EXCERPTED RECORDS:
================================
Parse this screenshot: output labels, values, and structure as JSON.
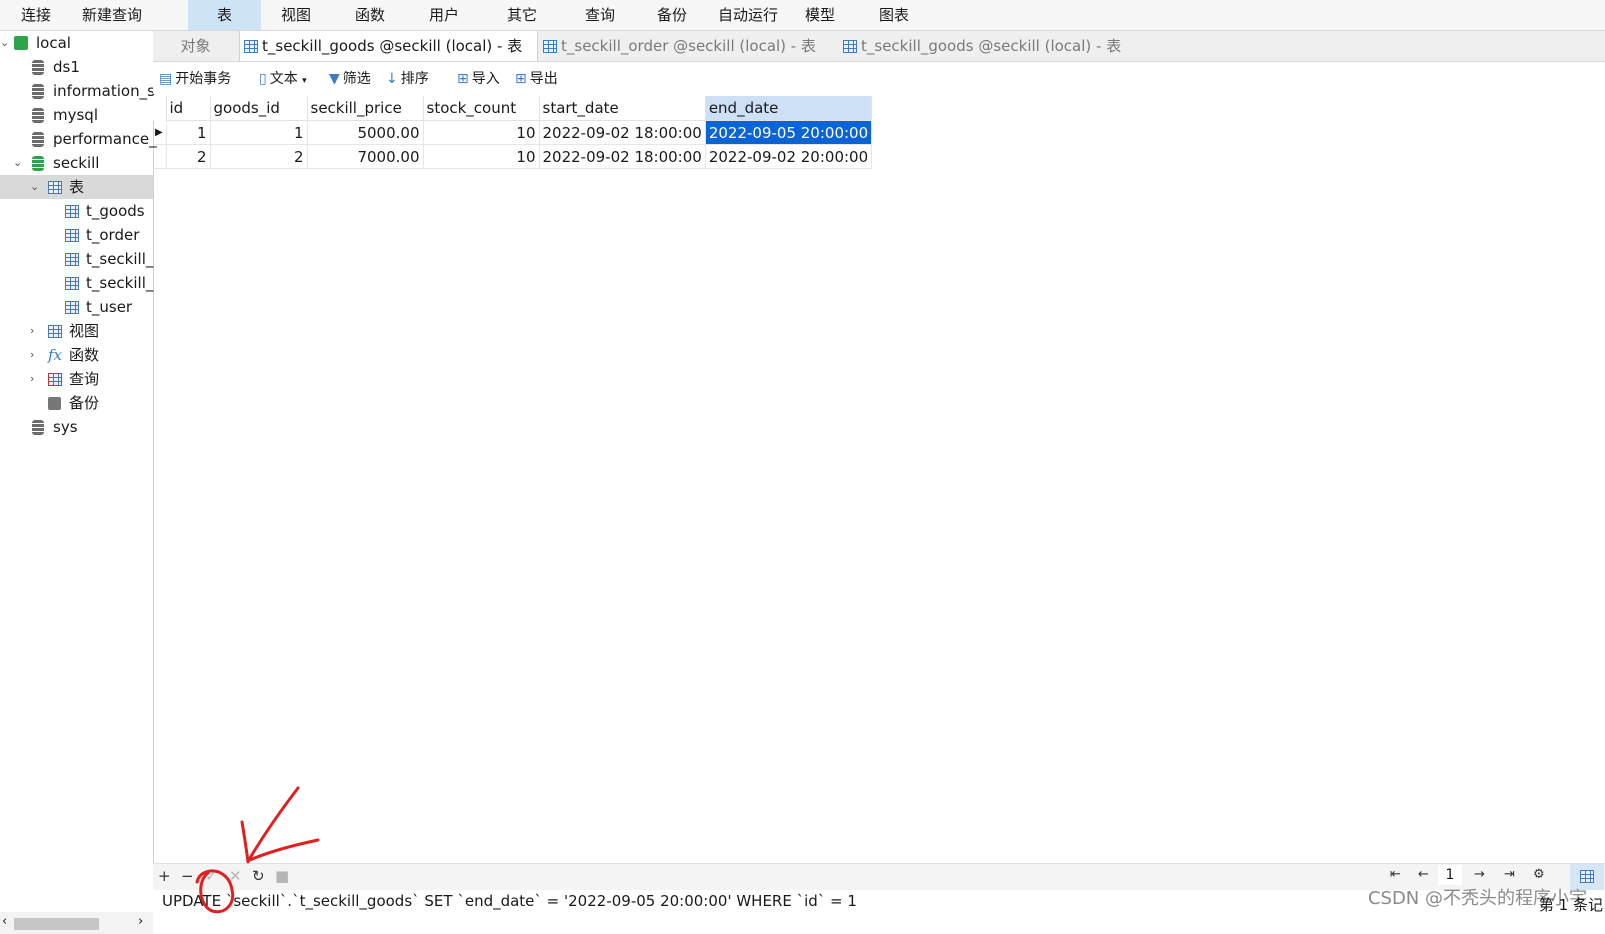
{
  "menu": [
    "连接",
    "新建查询",
    "表",
    "视图",
    "函数",
    "用户",
    "其它",
    "查询",
    "备份",
    "自动运行",
    "模型",
    "图表"
  ],
  "sidebar": {
    "connection": "local",
    "databases": [
      "ds1",
      "information_s",
      "mysql",
      "performance_"
    ],
    "active_db": "seckill",
    "tables_group": "表",
    "tables": [
      "t_goods",
      "t_order",
      "t_seckill_",
      "t_seckill_",
      "t_user"
    ],
    "groups": [
      "视图",
      "函数",
      "查询",
      "备份"
    ],
    "extra_db": "sys"
  },
  "tabs": [
    "对象",
    "t_seckill_goods @seckill (local) - 表",
    "t_seckill_order @seckill (local) - 表",
    "t_seckill_goods @seckill (local) - 表"
  ],
  "toolbar": {
    "begin_tx": "开始事务",
    "text": "文本",
    "filter": "筛选",
    "sort": "排序",
    "import": "导入",
    "export": "导出"
  },
  "table": {
    "columns": [
      "id",
      "goods_id",
      "seckill_price",
      "stock_count",
      "start_date",
      "end_date"
    ],
    "rows": [
      [
        "1",
        "1",
        "5000.00",
        "10",
        "2022-09-02 18:00:00",
        "2022-09-05 20:00:00"
      ],
      [
        "2",
        "2",
        "7000.00",
        "10",
        "2022-09-02 18:00:00",
        "2022-09-02 20:00:00"
      ]
    ]
  },
  "status": {
    "sql": "UPDATE `seckill`.`t_seckill_goods` SET `end_date` = '2022-09-05 20:00:00' WHERE `id` = 1",
    "watermark": "CSDN @不秃头的程序小宇",
    "page": "1",
    "record": "第 1 条记"
  }
}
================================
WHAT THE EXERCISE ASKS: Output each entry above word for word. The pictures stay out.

SOLVED PROBLEM:
Parse this screenshot: output labels, values, and structure as JSON.
{
  "menu": [
    "连接",
    "新建查询",
    "表",
    "视图",
    "函数",
    "用户",
    "其它",
    "查询",
    "备份",
    "自动运行",
    "模型",
    "图表"
  ],
  "sidebar": {
    "connection": "local",
    "databases": [
      "ds1",
      "information_s",
      "mysql",
      "performance_"
    ],
    "active_db": "seckill",
    "tables_group": "表",
    "tables": [
      "t_goods",
      "t_order",
      "t_seckill_",
      "t_seckill_",
      "t_user"
    ],
    "groups": [
      "视图",
      "函数",
      "查询",
      "备份"
    ],
    "extra_db": "sys"
  },
  "tabs": [
    "对象",
    "t_seckill_goods @seckill (local) - 表",
    "t_seckill_order @seckill (local) - 表",
    "t_seckill_goods @seckill (local) - 表"
  ],
  "toolbar": {
    "begin_tx": "开始事务",
    "text": "文本",
    "filter": "筛选",
    "sort": "排序",
    "import": "导入",
    "export": "导出"
  },
  "table": {
    "columns": [
      "id",
      "goods_id",
      "seckill_price",
      "stock_count",
      "start_date",
      "end_date"
    ],
    "rows": [
      [
        "1",
        "1",
        "5000.00",
        "10",
        "2022-09-02 18:00:00",
        "2022-09-05 20:00:00"
      ],
      [
        "2",
        "2",
        "7000.00",
        "10",
        "2022-09-02 18:00:00",
        "2022-09-02 20:00:00"
      ]
    ]
  },
  "status": {
    "sql": "UPDATE `seckill`.`t_seckill_goods` SET `end_date` = '2022-09-05 20:00:00' WHERE `id` = 1",
    "watermark": "CSDN @不秃头的程序小宇",
    "page": "1",
    "record": "第 1 条记"
  }
}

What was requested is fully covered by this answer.